Jacopo Torriti considers the longer-term implications of those Black Friday bargains – from future energy consumption to supply and delivery of vast amounts of merchandise.
For a long time while living in the UK I did not even understand what Black Friday is. My non-Anglo-Saxon upbringing made me think back to historic financial crises in the US. Indeed, the term was used with negative connotations following a crash in the U.S. gold market in the 19th Century.
Fridays of any colour have also been associated with bad fortune. Where I come from, Friday 17th is bad luck, the equivalent of Friday 13th in other countries. The term ‘Black Friday’, as we use it today, in its origins has connotations which relate to energy demand. In the 1950s, the police of Philadelphia described the day after Thanksgiving as ‘Black Friday’ because of the vast amount of traffic caused by shopping and tourism taking place on that particular day.

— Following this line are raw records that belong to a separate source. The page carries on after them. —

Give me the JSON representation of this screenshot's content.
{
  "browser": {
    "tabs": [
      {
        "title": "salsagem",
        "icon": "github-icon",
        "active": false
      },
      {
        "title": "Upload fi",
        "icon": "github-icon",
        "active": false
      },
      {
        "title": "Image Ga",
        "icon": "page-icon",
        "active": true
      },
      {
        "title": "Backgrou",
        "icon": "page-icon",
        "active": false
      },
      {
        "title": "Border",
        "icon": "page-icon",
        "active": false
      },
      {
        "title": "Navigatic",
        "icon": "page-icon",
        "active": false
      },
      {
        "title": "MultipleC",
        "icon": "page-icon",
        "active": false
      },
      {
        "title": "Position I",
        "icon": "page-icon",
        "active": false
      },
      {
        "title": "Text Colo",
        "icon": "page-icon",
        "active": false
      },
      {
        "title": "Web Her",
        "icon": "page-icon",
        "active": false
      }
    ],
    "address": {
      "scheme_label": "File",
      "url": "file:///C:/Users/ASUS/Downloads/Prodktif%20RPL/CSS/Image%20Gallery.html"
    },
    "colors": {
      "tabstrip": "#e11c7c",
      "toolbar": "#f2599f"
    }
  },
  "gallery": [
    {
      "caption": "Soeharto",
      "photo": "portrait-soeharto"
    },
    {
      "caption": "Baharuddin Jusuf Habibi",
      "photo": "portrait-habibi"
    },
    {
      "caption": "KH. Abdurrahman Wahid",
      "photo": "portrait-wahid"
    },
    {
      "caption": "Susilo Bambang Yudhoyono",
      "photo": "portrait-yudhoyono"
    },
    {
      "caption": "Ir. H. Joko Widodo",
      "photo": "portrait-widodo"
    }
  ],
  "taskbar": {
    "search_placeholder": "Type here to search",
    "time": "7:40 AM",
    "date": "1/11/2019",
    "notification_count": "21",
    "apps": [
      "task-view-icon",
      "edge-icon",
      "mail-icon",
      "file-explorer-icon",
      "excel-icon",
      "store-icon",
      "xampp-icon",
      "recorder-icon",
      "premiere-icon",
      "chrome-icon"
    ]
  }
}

The crowds and traffic were so extreme that they would cause quite a lot of chaos. In addition, there used to be trouble with high levels of shoplifting. And this seems to have not changed: every year there are images of fights, stampedes and riots because of Black Friday.
More recently, not even an Italian academic without a TV could avoid being hit by Black Fridays and the fanfare they bring about every year. As a researcher of energy demand, I have now made my mind up over Black Fridays. They are an example of how, in our society, higher levels of consumption have implications for energy demand which are rarely thought about.
Black Fridays are a consumption feast, which has implications not only in terms of the capital cost of what we buy on that day, but also in terms of electricity costs for years to come. Electronic goods feature in vast proportions as part of Black Fridays. Over the last few years, electricity consumption from electronic goods has increased significantly. On the day, additional televisions, computers, and entertainment systems are purchased. The roads are more congested than usual increasing greenhouse gas emissions. Electricity demand on the day increases in shipping hubs and warehouses. It is probably for these reasons that overall electricity demand is higher both in terms of average and peaks on Black Friday than other Fridays of this season. The U.S. Electric System Operating Data shows that Black Friday’s electricity demand more closely resembles the higher weekend electricity demand patterns than any other Friday.[i]
Black Fridays are also about organisational attempts to synchronise demand. Around a single day, the logistics, stocking, storage and transportation of goods step up to higher intensity than on average. In Italy, workers from delivery companies this year will strike on Black Friday because of the inhuman workloads they face around this time of the year. Overall, Black Fridays are associated with:
- Anomalous increases in demand of goods (and energy) on that Friday
- High levels of planning for additional resources by suppliers of goods before and after the Black Friday
- Unplanned changes in electricity demand for households following Black Friday.
This is a reminder that energy demand does not just happen. It is the result of synchronised – if not coordinated – action across a variety of actors.
The recent wave of protests called ‘Fridays for Future’ reminds us that Fridays can have diametrically opposite connotations compared with Black Fridays. With their strikes, school children remind us that an alternative use of our planet’s resources is desirable and excessive consumption can be tamed in order to preserve the climate we live in. Much of the emphasis underpinning these protests revolves around achieving a net-zero carbon economy sooner than what has been planned by national governments. This goes through the decarbonisation not only of energy systems but also transport and heating. One might say that Black Fridays do not feature in this vision of the future. In this fight of Fridays, one of the symbols of capitalism stands against principles of sufficiency and frugality, which are to some extent unprecedented for peace time in the modern era.
Let the battle begin: billboards versus placards, Dyson versus Greta, ads versus slogans, jingles versus songs. It might even be possible to turn what was black into green.
Banner photo credit: FotoKachna on Adobe Stock